And then, rounding out the top 5, there was East Coast Sunset which you should experience at least once in your life: “…Colours slide in, soft; the shy side of all those showy reds and oranges and yellows…As the wild waves and the quiet night sidle up to each other and the world slows its spinning. Not ready to go to sleep yet, but heavy in its bones as the burden of being lifts.” This was a bit of creative non-fiction narrative poetry in response to viewing a sunset from the wrong side of the island. This was my first post of 2018.
What can I learn from the posts and pages with which you chose to engage? 1, there’s interest in the CREATIVE SPACE series, now I just need to translate that interest in to sponsors; 2, you come here for the books but you appreciate when I write other things – whether that’s what’s topical or just what’s on my mind. So, that’s good. I will endeavor in 2019 to continue bringing you content to grab and hold and engage your interest. I appreciate the high traffic as well to, in descending order, The Boy from Willow Bend’s reviews page, my BOOKS page, my author BiO, performance reviews re my professional freelance writing-editing-training services, a breakdown of my services, evidence of my publications and projects, the main page re my professional background and introducing my services, Dancing Nude in the Moonlight’s reviews page, reviews of other creative works of mine or of my writing in general, and the Jhohadli Writing Project page. This speaks to interest in what I do and am trying to do, and I appreciate that. I appreciate you.
Finally, this (Joanne’s Picks – Aretha. Queen of Soul) was not one of my top posts of the year (alas) but, I will pull editorial rank to remind you that we said good bye to the voice of the 20th century, the Queen of Soul in 2018. RIP to her. May her music continue to move us.

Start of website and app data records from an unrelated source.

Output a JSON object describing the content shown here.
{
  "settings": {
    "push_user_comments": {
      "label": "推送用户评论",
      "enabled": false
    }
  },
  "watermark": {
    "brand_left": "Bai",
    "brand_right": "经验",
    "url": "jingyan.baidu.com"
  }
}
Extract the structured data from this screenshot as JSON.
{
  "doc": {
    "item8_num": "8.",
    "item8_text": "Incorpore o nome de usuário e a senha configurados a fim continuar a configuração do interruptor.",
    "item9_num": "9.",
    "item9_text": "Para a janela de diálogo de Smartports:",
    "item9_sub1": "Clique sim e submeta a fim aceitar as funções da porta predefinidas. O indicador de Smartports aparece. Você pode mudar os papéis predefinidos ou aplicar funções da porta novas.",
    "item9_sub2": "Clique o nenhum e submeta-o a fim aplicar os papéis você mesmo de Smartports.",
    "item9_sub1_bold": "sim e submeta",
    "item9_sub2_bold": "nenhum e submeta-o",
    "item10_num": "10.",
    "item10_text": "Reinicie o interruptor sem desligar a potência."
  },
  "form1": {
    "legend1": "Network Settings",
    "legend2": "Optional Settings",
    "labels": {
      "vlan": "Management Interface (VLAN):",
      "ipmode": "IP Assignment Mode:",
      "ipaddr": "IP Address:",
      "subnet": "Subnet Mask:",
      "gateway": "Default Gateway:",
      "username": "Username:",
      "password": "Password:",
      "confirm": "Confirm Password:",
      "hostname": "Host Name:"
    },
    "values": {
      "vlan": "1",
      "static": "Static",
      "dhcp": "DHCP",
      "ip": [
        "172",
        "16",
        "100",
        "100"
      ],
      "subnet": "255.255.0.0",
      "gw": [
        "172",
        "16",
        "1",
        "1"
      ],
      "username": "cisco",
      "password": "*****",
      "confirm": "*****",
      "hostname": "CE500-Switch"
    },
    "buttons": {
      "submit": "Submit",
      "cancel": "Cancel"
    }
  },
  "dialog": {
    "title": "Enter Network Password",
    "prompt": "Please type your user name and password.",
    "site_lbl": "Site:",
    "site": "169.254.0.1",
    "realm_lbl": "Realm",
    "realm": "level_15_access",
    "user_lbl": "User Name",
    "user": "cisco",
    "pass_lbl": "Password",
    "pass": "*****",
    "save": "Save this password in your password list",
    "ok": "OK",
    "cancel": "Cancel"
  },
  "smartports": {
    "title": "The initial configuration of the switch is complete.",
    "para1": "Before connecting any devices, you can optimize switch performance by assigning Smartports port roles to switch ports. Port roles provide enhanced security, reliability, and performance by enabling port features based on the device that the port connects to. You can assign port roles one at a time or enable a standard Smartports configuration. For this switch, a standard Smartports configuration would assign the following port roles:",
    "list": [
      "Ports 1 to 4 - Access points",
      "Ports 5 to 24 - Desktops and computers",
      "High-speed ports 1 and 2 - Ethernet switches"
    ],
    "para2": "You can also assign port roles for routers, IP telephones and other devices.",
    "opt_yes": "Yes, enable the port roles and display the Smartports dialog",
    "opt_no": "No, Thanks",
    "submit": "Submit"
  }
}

Play that music. Eat some food. Connect with your loved ones. Merry Christmas. See you on the other side.